Shreeve notes that “in the past few years, however, powerful new techniques for visualizing the sources of thought, emotion, and behavior are revolutionizing the way we understand the nature of the brain and the mind it creates.” For example, 28-year-old Corina Amarillo had a brain surgery that was going to test specific language abilities as the doctors at the UCLA medical center removed a brain tumor. As a bilingual, the neural territories may overlap because she was taught to speak both English and Spanish at a young age. Throughout surgery, she was asked to identify an object on a picture card as the doctor touched her brain with an electrode. As this happened she would answer some of the questions in English while others in Spanish. The two surgeons in the UCLA operating room said that “when Corina makes a mistake or struggles to identify a picture of some simple object, the doctors know they have hit upon a critical area, and they label the spot with a square of sterile paper, like a tiny Post-it note.”


In the 1950s American neurosurgeon Wilder Penfield used an electrode to stimulate certain spots on the brains of epilepsy patients while they were awake during operations instead of relying on damaged brains to illustrate the origins of normal cognitive function. By labeling the critical area in the brain, doctors can use an electrode to denote where the main problem is on the brain. Having the patient awake on the operating table helps the doctors understand what they need to do in order for the patient’s linguistic skills to be smooth and understandable.

As a child, Corina comprehended and learned more information than any other at her age through her senses. Because so many neurons were stimulating in her brain, Corina's cognitive functions were less focused where her sense of self was not developed until a later age. For example, in studies conducted by Daniel Povinelli and his colleagues at the University of Louisiana at Lafayette, young children were recorded playing a game while an adult put a sticker in their hair. When shown the videotape later on, most children over the age of three reached up to their own hair to remove the sticker, while younger children did not make the connection that there was something there. This demonstrates that the three-year-olds understood that the person in the video was the same as the one in the present moment and could react because their sense of self.

As scientists are learning about all higher cognitive functions, they discover that it resides in a particular location or that matures all at once. Jay Giedd of the National Institute of Mental Health, one of the lead scientists on the neuroimaging studies says that “the executive brain doesn't hit adult levels until the age of 25." In fact, one of the last areas to mature in the brain is the prefrontal cortex where judgements, decisions, plans, and behaviors are determined.

In comparison, Corina's cortex was thickest at the age of 11 where her basic functions, such as sensory processing and movement, in the front and back of the brain were developed at a younger age. Corina could remember some memories, while she couldn’t with others. She only remembered the emotional connection to the memory, not the memory itself.  During surgery, the doctors found that as Corina named the pictures on the cards, the changes in the way lights reflected off the brain caused an increase in blood flow in certain spots. This indicated that there is neurotransmitter conductivity and cognitive activity in that exact spot.

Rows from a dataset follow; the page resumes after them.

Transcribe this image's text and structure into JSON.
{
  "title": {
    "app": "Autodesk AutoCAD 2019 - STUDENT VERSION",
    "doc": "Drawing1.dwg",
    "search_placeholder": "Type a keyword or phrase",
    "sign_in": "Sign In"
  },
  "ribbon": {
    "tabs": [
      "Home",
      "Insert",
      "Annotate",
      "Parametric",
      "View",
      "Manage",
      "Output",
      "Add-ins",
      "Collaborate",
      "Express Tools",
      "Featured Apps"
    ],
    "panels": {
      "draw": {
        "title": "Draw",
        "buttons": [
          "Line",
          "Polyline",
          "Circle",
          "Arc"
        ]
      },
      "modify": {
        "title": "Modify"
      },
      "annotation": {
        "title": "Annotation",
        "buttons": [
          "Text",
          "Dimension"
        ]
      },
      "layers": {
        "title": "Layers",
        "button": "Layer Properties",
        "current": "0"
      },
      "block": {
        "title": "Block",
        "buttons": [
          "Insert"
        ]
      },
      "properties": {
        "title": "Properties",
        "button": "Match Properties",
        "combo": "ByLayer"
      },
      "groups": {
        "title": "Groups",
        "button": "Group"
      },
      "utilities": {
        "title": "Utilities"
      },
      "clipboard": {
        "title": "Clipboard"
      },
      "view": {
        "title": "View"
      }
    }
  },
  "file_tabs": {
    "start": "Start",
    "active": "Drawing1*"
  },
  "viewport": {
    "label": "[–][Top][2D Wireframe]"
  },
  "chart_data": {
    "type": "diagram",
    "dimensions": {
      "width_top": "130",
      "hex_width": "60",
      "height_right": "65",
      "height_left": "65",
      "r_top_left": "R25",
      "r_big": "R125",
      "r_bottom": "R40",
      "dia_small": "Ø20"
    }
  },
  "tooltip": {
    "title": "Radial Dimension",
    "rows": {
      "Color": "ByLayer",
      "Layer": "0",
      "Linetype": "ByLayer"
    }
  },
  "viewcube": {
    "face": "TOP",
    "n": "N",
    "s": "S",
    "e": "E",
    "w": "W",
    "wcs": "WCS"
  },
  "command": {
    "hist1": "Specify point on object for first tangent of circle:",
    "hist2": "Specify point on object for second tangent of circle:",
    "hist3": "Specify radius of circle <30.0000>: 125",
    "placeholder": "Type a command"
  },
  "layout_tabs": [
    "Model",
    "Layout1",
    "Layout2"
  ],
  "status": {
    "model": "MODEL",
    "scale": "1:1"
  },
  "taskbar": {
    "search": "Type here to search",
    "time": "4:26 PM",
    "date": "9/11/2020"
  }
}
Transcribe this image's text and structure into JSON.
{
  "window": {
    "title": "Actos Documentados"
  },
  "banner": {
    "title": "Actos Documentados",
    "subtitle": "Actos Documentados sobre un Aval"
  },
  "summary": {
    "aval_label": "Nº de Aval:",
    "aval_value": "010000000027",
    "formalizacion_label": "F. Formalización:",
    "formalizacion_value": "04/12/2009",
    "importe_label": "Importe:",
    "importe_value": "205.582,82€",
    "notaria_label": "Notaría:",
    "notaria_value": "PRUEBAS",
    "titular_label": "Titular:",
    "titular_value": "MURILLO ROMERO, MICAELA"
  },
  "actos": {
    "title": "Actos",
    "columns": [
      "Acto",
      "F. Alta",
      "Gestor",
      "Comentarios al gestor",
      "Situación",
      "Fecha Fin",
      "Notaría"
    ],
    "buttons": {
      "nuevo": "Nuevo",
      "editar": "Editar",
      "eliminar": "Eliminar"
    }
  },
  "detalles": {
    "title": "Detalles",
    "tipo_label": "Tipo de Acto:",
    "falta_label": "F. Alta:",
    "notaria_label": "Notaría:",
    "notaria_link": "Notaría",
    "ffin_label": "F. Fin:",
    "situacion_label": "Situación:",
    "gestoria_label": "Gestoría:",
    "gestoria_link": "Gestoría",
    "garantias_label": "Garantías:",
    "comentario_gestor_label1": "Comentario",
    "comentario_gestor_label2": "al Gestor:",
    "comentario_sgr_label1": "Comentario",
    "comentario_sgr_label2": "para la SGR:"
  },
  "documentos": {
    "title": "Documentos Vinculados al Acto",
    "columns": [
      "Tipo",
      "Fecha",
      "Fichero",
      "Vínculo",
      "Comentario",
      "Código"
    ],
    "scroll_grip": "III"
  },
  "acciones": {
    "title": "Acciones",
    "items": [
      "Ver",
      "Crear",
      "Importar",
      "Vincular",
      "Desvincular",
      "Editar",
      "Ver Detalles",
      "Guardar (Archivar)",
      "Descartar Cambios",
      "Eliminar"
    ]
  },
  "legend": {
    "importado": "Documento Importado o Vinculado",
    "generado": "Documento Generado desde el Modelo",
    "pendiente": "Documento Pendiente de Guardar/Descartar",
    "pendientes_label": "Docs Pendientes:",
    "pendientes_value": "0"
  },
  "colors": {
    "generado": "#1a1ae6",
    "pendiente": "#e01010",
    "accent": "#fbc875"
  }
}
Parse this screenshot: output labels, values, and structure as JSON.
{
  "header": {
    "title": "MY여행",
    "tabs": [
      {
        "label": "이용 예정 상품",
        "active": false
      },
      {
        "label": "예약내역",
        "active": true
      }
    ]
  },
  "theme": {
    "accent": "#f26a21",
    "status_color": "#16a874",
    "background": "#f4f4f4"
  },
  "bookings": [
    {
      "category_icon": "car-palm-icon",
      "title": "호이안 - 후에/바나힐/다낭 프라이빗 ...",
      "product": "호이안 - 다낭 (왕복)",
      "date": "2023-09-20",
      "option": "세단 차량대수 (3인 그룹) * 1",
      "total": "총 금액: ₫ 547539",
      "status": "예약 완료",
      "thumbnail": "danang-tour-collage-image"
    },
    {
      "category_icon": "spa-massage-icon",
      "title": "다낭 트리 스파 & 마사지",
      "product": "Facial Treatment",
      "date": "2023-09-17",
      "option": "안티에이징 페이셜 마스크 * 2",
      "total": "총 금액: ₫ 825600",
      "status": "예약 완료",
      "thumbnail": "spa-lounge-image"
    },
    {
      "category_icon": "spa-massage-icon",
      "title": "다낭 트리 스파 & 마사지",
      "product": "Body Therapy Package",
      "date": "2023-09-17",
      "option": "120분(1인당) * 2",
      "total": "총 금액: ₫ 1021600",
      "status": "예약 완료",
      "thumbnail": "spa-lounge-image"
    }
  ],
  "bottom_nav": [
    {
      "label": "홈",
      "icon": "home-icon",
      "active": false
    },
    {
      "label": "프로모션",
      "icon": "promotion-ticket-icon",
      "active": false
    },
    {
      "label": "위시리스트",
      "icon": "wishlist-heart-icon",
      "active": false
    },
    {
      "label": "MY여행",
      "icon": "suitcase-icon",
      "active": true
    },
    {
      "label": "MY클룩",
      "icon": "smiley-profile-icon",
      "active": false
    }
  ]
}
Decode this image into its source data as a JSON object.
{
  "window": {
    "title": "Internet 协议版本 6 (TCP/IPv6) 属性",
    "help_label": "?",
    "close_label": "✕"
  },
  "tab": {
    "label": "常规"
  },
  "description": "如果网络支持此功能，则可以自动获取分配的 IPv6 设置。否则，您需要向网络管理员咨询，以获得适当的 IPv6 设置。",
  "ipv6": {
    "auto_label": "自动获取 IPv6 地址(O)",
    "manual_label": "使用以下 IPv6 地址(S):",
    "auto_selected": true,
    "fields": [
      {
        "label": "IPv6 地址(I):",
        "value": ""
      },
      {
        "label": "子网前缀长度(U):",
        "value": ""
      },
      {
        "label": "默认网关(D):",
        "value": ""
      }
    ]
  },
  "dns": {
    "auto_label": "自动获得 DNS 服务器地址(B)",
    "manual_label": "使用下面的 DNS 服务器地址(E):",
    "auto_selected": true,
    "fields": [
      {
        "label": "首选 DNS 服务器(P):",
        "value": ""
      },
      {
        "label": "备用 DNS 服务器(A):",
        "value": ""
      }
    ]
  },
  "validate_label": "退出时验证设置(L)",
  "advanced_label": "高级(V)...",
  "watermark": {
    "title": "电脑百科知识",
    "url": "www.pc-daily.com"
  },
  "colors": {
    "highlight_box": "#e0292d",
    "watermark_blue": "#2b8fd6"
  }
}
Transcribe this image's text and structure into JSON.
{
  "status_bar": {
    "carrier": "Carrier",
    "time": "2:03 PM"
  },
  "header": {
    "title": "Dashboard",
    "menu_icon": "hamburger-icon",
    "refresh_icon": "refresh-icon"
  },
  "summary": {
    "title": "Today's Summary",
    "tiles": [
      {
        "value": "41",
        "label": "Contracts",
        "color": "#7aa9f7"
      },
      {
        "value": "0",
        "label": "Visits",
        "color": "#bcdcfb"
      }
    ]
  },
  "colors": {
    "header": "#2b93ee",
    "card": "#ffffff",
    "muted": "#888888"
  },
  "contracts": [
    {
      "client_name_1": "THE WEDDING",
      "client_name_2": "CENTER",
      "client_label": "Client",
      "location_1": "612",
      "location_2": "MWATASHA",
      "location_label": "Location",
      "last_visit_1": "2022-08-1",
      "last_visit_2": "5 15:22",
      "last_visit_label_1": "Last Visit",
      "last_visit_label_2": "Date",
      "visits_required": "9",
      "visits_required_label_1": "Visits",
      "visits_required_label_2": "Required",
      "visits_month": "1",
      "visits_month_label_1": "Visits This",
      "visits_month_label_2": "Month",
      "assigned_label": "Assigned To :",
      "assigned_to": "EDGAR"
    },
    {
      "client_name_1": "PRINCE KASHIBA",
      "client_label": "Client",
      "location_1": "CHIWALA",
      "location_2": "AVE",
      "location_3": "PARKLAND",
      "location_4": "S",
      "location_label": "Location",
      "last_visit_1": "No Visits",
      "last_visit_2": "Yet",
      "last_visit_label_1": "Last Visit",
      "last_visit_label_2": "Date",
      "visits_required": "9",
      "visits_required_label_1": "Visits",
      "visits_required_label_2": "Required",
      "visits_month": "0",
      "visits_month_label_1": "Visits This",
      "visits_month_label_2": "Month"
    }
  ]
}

Furthermore, by studying thousands of people, doctors and scientists may be able to learn more of where conductivity is strongest which will tell us how the brain is organized.

Coming soon - Part 2: Brain Research from Memory to Meditation

For more information on conductivity, sense of self, brain development, and how neurofeedback brain training can help provide optimal health and performance, please contact us.

-Written by Lily Schmitt and Tanya L. Hilber, PsyD


Shreeve, James. “Beyond the Brain.” Science and Innovation. National Geographic Magazine. Web.